I'm happy to report that we left Senegal Monday morning Feb 20th for our trip to Sine-Saloum and returned safely Friday, Feb 24th - and I will post a blog about that - but since this country and the blog has been on the theme of the Presidential election I'll wrap up with the current situation. The weekend up to the election was actually rather quiet in our neighborhood. I'm not sure what it was like in others but after what we saw the previous week - it was a treat to sense the calm. Maybe people were just tuckered out from all the events prior. The elections took place on Sunday, February 26th. While I did not have the knowledge of where a polling place might be in my neighborhood to learn more of the process - I did get this picture the next day of a proud Senegalese mans pinkie the who voted. The ink on the finger ensures a person cannot go to another polling station and vote or even try to vote for someone else. And as I had the pleasure of seeing either some of the security men who work at the bank or whose jobs it is to watch the various apartments on Rue Jules Ferry - they were proud to show me their pinkies too.

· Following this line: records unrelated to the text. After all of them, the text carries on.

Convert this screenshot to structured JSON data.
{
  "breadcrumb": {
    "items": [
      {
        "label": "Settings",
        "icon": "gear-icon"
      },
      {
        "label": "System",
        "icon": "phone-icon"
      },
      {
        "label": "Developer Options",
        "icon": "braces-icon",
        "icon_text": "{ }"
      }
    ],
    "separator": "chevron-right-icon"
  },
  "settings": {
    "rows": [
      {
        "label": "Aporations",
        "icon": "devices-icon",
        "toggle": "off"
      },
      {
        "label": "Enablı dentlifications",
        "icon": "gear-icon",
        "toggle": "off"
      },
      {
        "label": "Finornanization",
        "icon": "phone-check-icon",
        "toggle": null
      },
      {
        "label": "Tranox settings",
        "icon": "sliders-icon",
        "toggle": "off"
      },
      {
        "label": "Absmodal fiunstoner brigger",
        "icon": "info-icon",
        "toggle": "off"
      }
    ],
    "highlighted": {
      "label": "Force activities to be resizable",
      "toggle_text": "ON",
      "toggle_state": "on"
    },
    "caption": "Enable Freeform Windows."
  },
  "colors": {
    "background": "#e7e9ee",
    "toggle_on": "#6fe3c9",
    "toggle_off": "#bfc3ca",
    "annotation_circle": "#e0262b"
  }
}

One of the guards asked me if I had voted and I had to explain to him I was American and could not vote here. I then asked him who he was for and he said Macky Sall. He wanted a change. I then looked at him and said in my best French "a population of the US felt that way in 2008 and voted for Barak Obama - maybe Macky Sall is your Barak" - we both laughed. We had a healthy conversation about the challenge of the election with 14 candidates and the opposition not being able to come together early on and support just one candidate when the candidate list was announced. Statistically as well it seemed improbable that any candidate would achieve the 50% needed to win - post election the results are in and Wade with 34.8%, Sall with 26.5% , Moustapha Niasse with 13.2%, Idrissa Seck 7.8 % and it just declined for each candidate from there, now presenting the country with a 2nd round of elections between Wade and Sall scheduled for March 26th. More exciting times to come. And it's been a great opportunity for us to talk to Parker and Addison about civics
from the BBC News - March 1

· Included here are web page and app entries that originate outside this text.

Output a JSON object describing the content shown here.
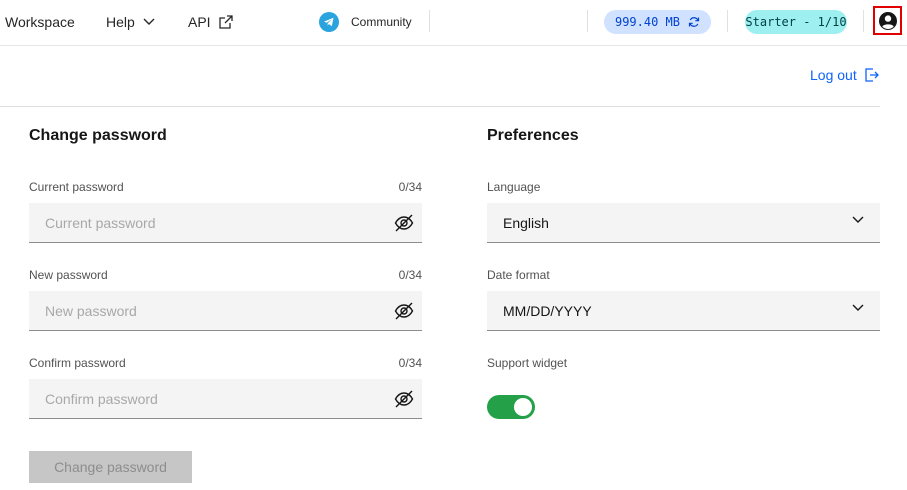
{
  "header": {
    "nav": {
      "workspace": "Workspace",
      "help": "Help",
      "api": "API"
    },
    "community": "Community",
    "storage": "999.40 MB",
    "plan": "Starter - 1/10",
    "icons": [
      "chevron-down-icon",
      "external-link-icon",
      "telegram-icon",
      "refresh-icon",
      "user-avatar-icon"
    ]
  },
  "logout": {
    "label": "Log out",
    "icon": "logout-icon"
  },
  "change_password": {
    "title": "Change password",
    "fields": [
      {
        "label": "Current password",
        "counter": "0/34",
        "placeholder": "Current password",
        "value": ""
      },
      {
        "label": "New password",
        "counter": "0/34",
        "placeholder": "New password",
        "value": ""
      },
      {
        "label": "Confirm password",
        "counter": "0/34",
        "placeholder": "Confirm password",
        "value": ""
      }
    ],
    "submit_label": "Change password"
  },
  "preferences": {
    "title": "Preferences",
    "language": {
      "label": "Language",
      "value": "English"
    },
    "date_format": {
      "label": "Date format",
      "value": "MM/DD/YYYY"
    },
    "support_widget": {
      "label": "Support widget",
      "enabled": true
    }
  },
  "colors": {
    "accent": "#0f62fe",
    "storage_pill_bg": "#d0e2ff",
    "plan_pill_bg": "#9ef0f0",
    "toggle_on": "#24a148",
    "telegram": "#2aa3df",
    "highlight_border": "#e00000"
  }
}
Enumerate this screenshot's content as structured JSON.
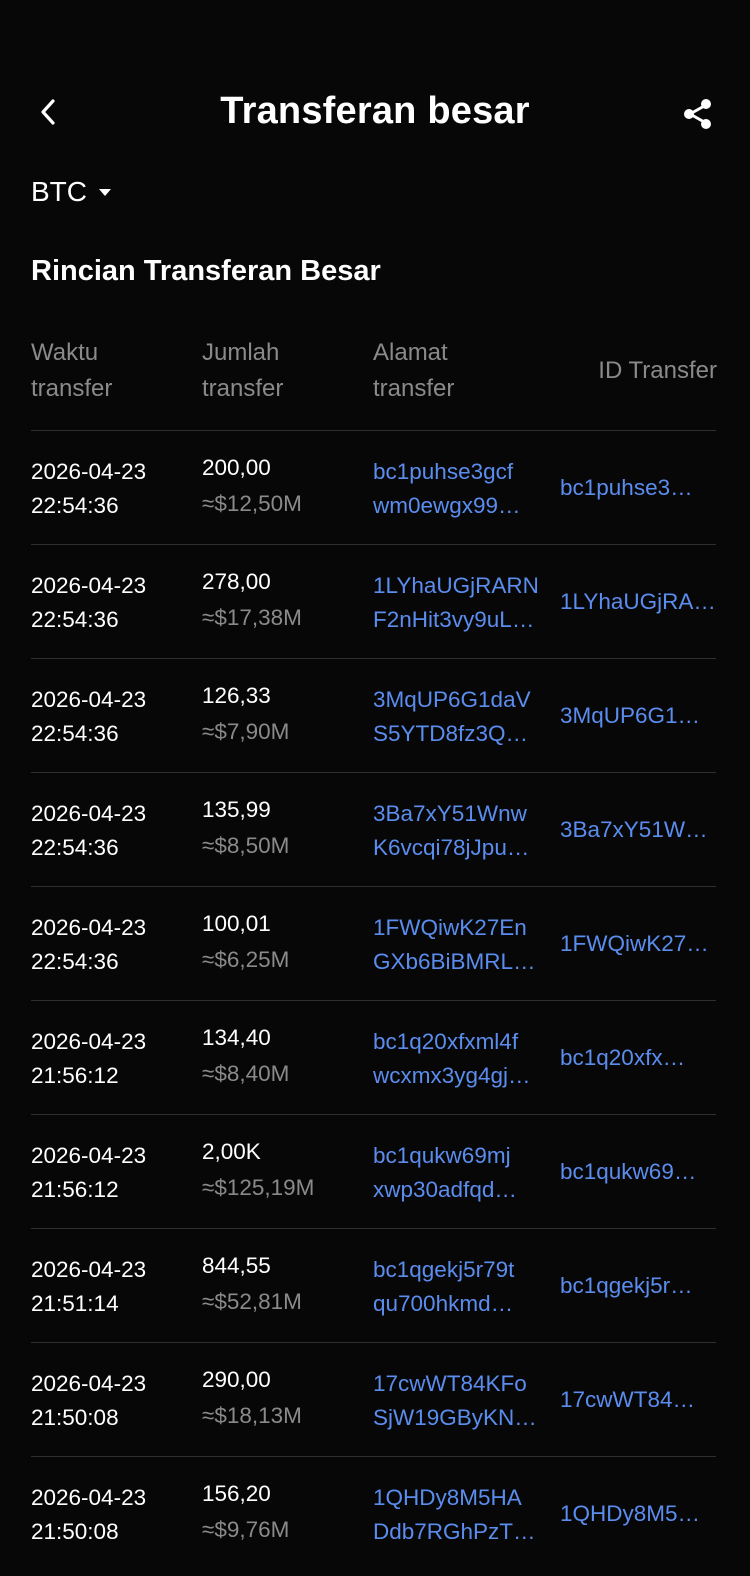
{
  "header": {
    "title": "Transferan besar",
    "back_icon": "chevron-left-icon",
    "share_icon": "share-icon"
  },
  "coin_selector": {
    "value": "BTC"
  },
  "section": {
    "title": "Rincian Transferan Besar"
  },
  "table": {
    "headers": {
      "time": "Waktu\ntransfer",
      "amount": "Jumlah\ntransfer",
      "address": "Alamat\ntransfer",
      "id": "ID Transfer"
    },
    "rows": [
      {
        "date": "2026-04-23",
        "time": "22:54:36",
        "amount": "200,00",
        "usd": "≈$12,50M",
        "addr1": "bc1puhse3gcf",
        "addr2": "wm0ewgx99…",
        "txid": "bc1puhse3…"
      },
      {
        "date": "2026-04-23",
        "time": "22:54:36",
        "amount": "278,00",
        "usd": "≈$17,38M",
        "addr1": "1LYhaUGjRARN",
        "addr2": "F2nHit3vy9uL…",
        "txid": "1LYhaUGjRA…"
      },
      {
        "date": "2026-04-23",
        "time": "22:54:36",
        "amount": "126,33",
        "usd": "≈$7,90M",
        "addr1": "3MqUP6G1daV",
        "addr2": "S5YTD8fz3Q…",
        "txid": "3MqUP6G1…"
      },
      {
        "date": "2026-04-23",
        "time": "22:54:36",
        "amount": "135,99",
        "usd": "≈$8,50M",
        "addr1": "3Ba7xY51Wnw",
        "addr2": "K6vcqi78jJpu…",
        "txid": "3Ba7xY51W…"
      },
      {
        "date": "2026-04-23",
        "time": "22:54:36",
        "amount": "100,01",
        "usd": "≈$6,25M",
        "addr1": "1FWQiwK27En",
        "addr2": "GXb6BiBMRL…",
        "txid": "1FWQiwK27…"
      },
      {
        "date": "2026-04-23",
        "time": "21:56:12",
        "amount": "134,40",
        "usd": "≈$8,40M",
        "addr1": "bc1q20xfxml4f",
        "addr2": "wcxmx3yg4gj…",
        "txid": "bc1q20xfx…"
      },
      {
        "date": "2026-04-23",
        "time": "21:56:12",
        "amount": "2,00K",
        "usd": "≈$125,19M",
        "addr1": "bc1qukw69mj",
        "addr2": "xwp30adfqd…",
        "txid": "bc1qukw69…"
      },
      {
        "date": "2026-04-23",
        "time": "21:51:14",
        "amount": "844,55",
        "usd": "≈$52,81M",
        "addr1": "bc1qgekj5r79t",
        "addr2": "qu700hkmd…",
        "txid": "bc1qgekj5r…"
      },
      {
        "date": "2026-04-23",
        "time": "21:50:08",
        "amount": "290,00",
        "usd": "≈$18,13M",
        "addr1": "17cwWT84KFo",
        "addr2": "SjW19GByKN…",
        "txid": "17cwWT84…"
      },
      {
        "date": "2026-04-23",
        "time": "21:50:08",
        "amount": "156,20",
        "usd": "≈$9,76M",
        "addr1": "1QHDy8M5HA",
        "addr2": "Ddb7RGhPzT…",
        "txid": "1QHDy8M5…"
      }
    ]
  },
  "colors": {
    "background": "#070707",
    "link": "#5b8def",
    "muted": "#8a8a8a",
    "divider": "#2e2e2e"
  }
}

Senegal presidential poll results confirm run-off
Macky Sall is hoping to marshal the opposition behind him for the second round of voting
Senegal is to hold a second round of presidential elections after incumbent Abdoulaye Wade failed to win outright, election officials have confirmed. Mr Wade gained 34.8% of the vote in Sunday's first round.He faces a run-off next month against his former prime minister, Macky Sall, who came second with 26.5%.
Mr Sall urged the opposition to rally behind him against Mr Wade, who has been in power since 2000 and is seeking a controversial third term.
"I'm sure the desire for change of the Senegalese people will give me the victory in the second round," Mr Sall said at a press conference after the results were announced.
Two other ex-prime ministers took third and fourth place: Moustapha Niasse with 13.2% and Idrissa Seck with 7.8%.
Mr Niasse has already urged his supporters not to support Mr Wade, but has so far not officially endorsed Mr Sall.
Abdoulaye Wade vs Macky SallAbdoulaye Wade (left)
- Age: 85
- Veteran opposition candidate
- Finally elected in 2000, promising change
- Has plans for huge projects to develop Senegal
- Accused of grooming his son, Karim, to succeed him
- Age: 50
- Mayor of western city of Fatick
- Former prime minister
- Fell out with president after summoning Karim Wade to answer questions in parliament
- Only opposition candidate to run nationwide campaign
He belongs to the opposition grouping, June 23 Movement (M23), which has campaigned against Mr Wade's third term bid."The M23 message is that Wade must get out. The fundamental objective is that Wade's third term mandate does not happen," AFP news agency quotes M23 co-ordinator Alioune Tine as saying in Senegal's Quotidien newspaper.
Mr Sall promised that if elected, he would shorten the presidential term to five years from the current seven, and enforce a two-term limit.
He also promised to bring in measures to reduce the price of basic foodstuffs.
Analysts say Mr Wade, who faced 13 challengers in the first round, is likely to struggle in the run-off.
His bid for a third consecutive term has sparked weeks of violent protests in recent months, leading to about six deaths, although polling on Sunday was largely peaceful.
The second round is scheduled for 18 March.
On Tuesday, Mr Wade's admitted he had failed to win more than 50% in the first round.
He also said that he would be opening talks with opposition candidates ahead of the run-off.
The president was booed as he cast his vote on Sunday in the capital, Dakar - and he lost in his own constituency.
Senegal's constitutional court ruled in January that Mr Wade could stand again on the grounds that his first term had not counted since it began before the two-term limit was introduced in 2001.
Senegal, a former French colony, is seen as a stable democracy with an unbroken series of elections since independence in 1960.
It remains the only West African country where the army has never seized power.